- Schedule — This is one of the most important factors to consider, especially in markets with a high component of business traffic. Airlines that have higher-frequency than their competitors and well-timed departures might be able to take small premiums on the higher business fares.
- Load factor — If markets are running a high load factor, there is little incentive to lower or undercut fares. If load factors are extremely high, implement small pricing increases.
- Loyalty/alliances — Loyalty programs provide incentives for frequent travelers to fly with a specific airline or global alliance. Some customers are willing to pay a pricing premium to accrue miles on their chosen airline/alliance. Airlines without a strong program may need to undercut the competitor’s fare to entice customers to change their travel habits.
- Airport/in-flight service — While schedule and price are the two key drivers in selecting a flight, an airline’s service can impact pricing. Airlines with poor service will not be able to extract a pricing premium versus a competitor that offers great service. Some airlines have a legendary reputation for customer service, and their prices reflect that reputation.
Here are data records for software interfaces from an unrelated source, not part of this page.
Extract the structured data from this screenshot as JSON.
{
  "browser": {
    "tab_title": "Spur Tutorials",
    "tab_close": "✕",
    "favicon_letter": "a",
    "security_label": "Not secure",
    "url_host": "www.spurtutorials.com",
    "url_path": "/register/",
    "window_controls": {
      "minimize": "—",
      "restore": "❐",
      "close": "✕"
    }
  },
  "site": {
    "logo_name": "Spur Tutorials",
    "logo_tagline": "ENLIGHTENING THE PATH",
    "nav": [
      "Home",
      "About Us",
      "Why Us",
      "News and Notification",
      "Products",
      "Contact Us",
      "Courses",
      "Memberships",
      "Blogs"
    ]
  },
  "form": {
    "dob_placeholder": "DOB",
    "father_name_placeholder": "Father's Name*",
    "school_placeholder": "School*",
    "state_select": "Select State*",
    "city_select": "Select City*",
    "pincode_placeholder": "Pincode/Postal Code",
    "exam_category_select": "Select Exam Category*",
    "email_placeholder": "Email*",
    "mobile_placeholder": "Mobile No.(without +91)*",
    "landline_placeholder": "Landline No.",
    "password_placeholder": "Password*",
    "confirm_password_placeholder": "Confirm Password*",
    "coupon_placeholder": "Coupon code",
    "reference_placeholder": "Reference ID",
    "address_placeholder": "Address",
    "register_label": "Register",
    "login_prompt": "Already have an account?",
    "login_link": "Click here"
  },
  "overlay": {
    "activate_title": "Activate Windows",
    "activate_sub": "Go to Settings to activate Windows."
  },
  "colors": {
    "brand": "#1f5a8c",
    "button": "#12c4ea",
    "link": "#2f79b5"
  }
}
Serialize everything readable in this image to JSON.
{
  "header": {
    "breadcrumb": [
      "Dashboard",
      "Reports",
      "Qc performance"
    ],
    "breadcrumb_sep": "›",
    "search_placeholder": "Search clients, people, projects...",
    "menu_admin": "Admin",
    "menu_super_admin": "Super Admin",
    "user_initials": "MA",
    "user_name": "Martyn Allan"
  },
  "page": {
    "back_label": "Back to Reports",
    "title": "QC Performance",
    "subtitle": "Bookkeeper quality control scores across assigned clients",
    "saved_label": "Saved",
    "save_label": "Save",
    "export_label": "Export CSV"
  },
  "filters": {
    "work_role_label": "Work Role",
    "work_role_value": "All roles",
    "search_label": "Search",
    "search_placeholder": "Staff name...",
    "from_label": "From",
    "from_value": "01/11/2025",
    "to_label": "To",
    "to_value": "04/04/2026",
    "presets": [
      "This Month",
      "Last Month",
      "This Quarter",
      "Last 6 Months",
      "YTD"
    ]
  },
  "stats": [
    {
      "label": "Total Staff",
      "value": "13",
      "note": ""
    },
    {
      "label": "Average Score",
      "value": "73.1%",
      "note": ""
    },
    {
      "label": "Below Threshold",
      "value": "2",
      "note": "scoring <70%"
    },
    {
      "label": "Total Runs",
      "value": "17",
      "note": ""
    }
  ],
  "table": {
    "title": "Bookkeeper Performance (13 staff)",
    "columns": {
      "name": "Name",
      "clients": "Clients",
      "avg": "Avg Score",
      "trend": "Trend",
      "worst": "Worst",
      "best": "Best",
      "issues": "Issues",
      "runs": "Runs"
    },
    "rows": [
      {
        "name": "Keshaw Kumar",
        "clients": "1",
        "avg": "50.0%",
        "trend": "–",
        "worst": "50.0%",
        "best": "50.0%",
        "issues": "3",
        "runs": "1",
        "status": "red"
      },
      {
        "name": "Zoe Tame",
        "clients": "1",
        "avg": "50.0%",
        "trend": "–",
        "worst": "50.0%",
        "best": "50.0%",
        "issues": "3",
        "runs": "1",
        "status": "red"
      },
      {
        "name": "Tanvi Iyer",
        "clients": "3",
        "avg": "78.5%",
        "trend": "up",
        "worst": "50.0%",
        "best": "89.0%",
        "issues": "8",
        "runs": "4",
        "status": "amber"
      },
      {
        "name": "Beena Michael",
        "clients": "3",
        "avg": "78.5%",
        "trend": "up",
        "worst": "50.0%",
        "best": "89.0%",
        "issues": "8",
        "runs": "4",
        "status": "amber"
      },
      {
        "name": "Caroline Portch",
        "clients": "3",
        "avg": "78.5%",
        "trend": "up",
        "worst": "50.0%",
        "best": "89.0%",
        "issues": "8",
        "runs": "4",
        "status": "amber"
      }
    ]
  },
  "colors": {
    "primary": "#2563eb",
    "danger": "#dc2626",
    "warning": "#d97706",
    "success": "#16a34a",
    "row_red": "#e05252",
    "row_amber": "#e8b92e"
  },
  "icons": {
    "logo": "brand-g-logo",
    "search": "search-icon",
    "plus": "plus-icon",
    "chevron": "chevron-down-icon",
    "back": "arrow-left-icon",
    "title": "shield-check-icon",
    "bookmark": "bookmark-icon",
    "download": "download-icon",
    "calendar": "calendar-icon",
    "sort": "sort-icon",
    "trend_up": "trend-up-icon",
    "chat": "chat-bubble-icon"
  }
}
Unfortunately, there is no magic formula on how to weigh the above items, but it is easy to look at each of these factors and determine if an airline is better or worse than its competitor. If an airline is superior to its competitor in all items, it may be able to take pricing premiums in the market.
Know Your Competitor
The final component to consider is understanding a competitor’s pricing behavior. A good, experienced pricing analyst learns how a competitor airline will react to a pricing change. For example, if a fare is reduced and the competitor has a strategy to have the lowest price available, any decrease in fares will be matched. No advantage will be gained and it will cause dilution. If an airline has demonstrated it will not match a small undercutting of a fare, then taking small fare reductions might move some small market share and revenue gains.
Before a fare change is launched against a competitor, an airline must assess how the competitor will react to the pricing action. It becomes like a chess match where players not only think about their next move but their opponent’s next move, and then respond to that move. Anticipating the potential result in advance will reduce pricing churn.
When taking a competitive pricing action, it is important to measure the impact of the pricing change. One of the simplest and most-immediate measures is reviewing advance bookings. Another source is total and bookings by RBD to see if there is an increase in demand, or if demand is just shifting between RBDs. If the competitive pricing response was to increase market share, then analyze market share data to see if the share did shift.
Finally, analyzing revenue accounting data can determine yield changes. If the data is available at the fare-basis code level, measure the impact of a specific fare. Based on the result of these analyses, adjust competitive pricing changes accordingly.
Airline pricing is one part art and one part science. Blindly matching a competitor’s fare does not take into account the type of market, the market segment, or the airline’s advantages and disadvantages. Tailoring pricing based on market segments, market strength and product comparison positions competitive pricing appropriately and helps reduce the risk of dilution.